“Effects of Risedronate Treatment on Vertebral and Nonvertebral Fractures in Women With Postmenopausal Osteoporosis”
by Harris ST, Watts NB, Genant HK, et. al. affiliated with the Vertebral Efficacy With Risedronate Therapy (VERT) Study Group
JAMA. 1999 Oct 13;282(14):1344-52. [Full Text]
Summary by Natalie Dapas
Menopause leads to higher risk of bone fracture because of an increase in bone turnover and a decrease in bone mass associated with lower levels of estrogen. Risedronate is a bisphosphonate used to treat metabolic bone diseases that has also been shown to prevent early postmenopausal bone loss. This randomized, double-blind, placebo-controlled trial examined the ability of risedronate to decrease fracture risk in women with postmenopausal osteoporosis.

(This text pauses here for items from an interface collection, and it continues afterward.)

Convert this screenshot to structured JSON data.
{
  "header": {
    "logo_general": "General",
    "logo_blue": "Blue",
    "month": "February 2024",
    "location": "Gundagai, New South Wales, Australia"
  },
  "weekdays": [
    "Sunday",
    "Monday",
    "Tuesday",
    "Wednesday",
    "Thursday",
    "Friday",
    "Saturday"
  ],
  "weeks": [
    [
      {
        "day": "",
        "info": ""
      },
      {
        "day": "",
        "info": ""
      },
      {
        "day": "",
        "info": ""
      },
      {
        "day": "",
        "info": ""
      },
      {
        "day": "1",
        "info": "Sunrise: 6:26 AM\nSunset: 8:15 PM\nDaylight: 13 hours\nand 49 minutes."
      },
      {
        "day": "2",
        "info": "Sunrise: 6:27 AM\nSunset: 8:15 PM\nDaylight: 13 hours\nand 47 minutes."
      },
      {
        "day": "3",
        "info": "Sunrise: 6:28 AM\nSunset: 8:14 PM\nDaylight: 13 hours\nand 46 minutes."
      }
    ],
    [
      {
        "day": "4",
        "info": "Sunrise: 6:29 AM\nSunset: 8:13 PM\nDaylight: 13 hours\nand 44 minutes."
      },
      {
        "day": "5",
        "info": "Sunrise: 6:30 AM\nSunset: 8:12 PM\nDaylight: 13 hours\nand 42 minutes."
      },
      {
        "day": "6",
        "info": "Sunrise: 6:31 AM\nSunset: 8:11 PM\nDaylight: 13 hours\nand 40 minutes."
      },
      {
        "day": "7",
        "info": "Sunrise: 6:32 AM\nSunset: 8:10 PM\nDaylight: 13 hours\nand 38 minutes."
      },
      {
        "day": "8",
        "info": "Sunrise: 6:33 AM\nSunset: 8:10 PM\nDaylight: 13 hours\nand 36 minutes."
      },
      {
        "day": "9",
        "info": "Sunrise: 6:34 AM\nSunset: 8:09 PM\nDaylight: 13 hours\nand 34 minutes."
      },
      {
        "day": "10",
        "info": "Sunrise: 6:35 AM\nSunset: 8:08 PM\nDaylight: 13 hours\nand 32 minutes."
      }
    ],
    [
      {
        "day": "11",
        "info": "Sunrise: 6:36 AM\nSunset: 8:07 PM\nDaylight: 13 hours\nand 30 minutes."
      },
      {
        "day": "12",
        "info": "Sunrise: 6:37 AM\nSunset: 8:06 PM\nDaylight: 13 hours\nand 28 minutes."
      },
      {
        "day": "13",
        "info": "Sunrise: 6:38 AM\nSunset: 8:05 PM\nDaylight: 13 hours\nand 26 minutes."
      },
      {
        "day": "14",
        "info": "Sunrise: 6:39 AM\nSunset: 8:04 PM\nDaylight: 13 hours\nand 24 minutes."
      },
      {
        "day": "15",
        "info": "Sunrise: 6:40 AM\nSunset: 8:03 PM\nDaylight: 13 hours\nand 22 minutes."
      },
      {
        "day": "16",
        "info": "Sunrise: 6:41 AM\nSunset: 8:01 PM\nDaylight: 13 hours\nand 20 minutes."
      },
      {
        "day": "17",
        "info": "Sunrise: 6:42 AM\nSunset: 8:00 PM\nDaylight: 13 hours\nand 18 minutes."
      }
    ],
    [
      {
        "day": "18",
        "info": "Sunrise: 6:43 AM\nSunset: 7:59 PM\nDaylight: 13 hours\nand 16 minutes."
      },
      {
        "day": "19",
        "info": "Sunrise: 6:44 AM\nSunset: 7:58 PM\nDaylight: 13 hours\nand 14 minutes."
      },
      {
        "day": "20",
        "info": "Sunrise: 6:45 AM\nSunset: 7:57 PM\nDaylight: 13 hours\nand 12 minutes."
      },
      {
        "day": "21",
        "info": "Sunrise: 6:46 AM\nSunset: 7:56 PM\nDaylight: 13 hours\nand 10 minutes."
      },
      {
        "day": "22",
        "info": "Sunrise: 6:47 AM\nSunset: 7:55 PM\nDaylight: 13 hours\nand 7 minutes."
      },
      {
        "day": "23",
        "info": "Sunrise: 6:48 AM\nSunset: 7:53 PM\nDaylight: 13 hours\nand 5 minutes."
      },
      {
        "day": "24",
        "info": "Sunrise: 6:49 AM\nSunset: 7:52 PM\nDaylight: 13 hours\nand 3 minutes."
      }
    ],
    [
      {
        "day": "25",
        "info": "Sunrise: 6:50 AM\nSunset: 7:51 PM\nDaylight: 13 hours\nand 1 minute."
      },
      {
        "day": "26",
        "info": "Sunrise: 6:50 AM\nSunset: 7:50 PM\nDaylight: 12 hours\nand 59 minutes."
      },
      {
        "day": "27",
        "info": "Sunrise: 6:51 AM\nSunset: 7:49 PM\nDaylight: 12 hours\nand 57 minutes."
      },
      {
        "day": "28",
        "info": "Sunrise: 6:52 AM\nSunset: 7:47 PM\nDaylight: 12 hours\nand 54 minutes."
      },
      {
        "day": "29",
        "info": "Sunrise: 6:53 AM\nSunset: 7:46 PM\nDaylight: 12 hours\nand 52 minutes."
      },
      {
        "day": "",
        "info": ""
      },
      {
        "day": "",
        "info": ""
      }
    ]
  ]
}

This study included 2458 ambulatory women who were younger than ≤ 85 and had experienced surgical or natural menopause at least five years prior to enrollment. Subjects had either ≥2 vertebral fractures as determined by radiology or 1 vertebral fracture AND decreased lumbar-spine BMD. Baseline time from menopause was 24 years.
Exclusion criteria were as follows:
- calcitonin, calcitriol or cholecalciferol within 1 mo
- anabolic steroids, estrogen / estrogen-related, progestins within 3 mo
- bisphosphonates, fluoride, or subcutaneous estrogen implant within 6 mo
Participants were randomly divided to receive oral risedronate (2.5 or 5mg/d) or placebo for 3years. Patients were similar at baseline. The primary outcome was new vertebral fracture incidence at 3 years. Other outcomes included new non-vertebral fracture incidence, and bone mineral density change at 3 years. Baseline and annual thoracic and lumbar radiographs were obtained. Bone mineral density was obtained at the beginning of the study as well as at six-month intervals. Finally, adverse events were monitored and reported.
After the first year, the risedronate 2.5 mg/d arm was terminated as the author’s reported from published data found 2.5-mg to be inferior to the 5-mg dose. 60% of the risedronate 5 mg/d arm and 55% of the placebo arm finished the 3 year treatment. The risedronate 5 mg/d arm (489 subjects) had reduced vertebral fractures compared to the placebo arm (450 subjects) over three years, 13.3% vs. 16.3% (RR 0.59, 95% CI 0.43-0.82, P = 0.003, NNT = 20). Similarly, the cumulative incidence of nonvertebral fractures was decreased over 3 years, 5.2% vs. 8.4% (RR 0.6, 95% CI 0.39-0.94, P = 0.02, NNT = 31).
Compared to placebo, there was an improvement in bone mineral density at the lumbar spine (5.4% vs 1.1%), femoral trochanter (3.3% vs -0.7%), femoral neck (1.6% vs -1.2%), and midshaft of the radius (0.2% vs-1.4%). There were no differences in the rates of serious adverse events, withdrawals from treatment, or GI side effects.
Overall, this large, well-designed randomized controlled trial illustrated clear benefit of risedronate in decreasing fracture risk with a safety profile comparable to that of placebo. Of note, the study included patients with gastrointestinal disorders and there was no difference in incidence of adverse events related to the upper GI tract in the treatment arm and placebo arm (though there was a moderately high withdrawal rate, risedronate or placebo). Of those subjects who withdrew from the trial, 19.6% of the placebo arm had incident vertebral fractures compared to 10.6% of the risedronate 5mg/d arm, which could have decreased the treatment effect.
Another weakness is the modification of the trial protocol to eliminate the risedronate 2.5mg treatment arm after 1 year of study. Although this arm demonstrated a reduction in vertebral fracture at 1 year relative to placebo (p = 0.02), its elimination raises suspicion that the pre-specified analyses were not yielding the anticipated results during the interim analysis and thus the less-impressive treatment arm was discarded.
But regardless, based on VERT and other trials, oral bisphosphonate therapy is the standard of care both for treatment and prevention of osteoporosis.
See also original 52in52 post by Duncan Moore.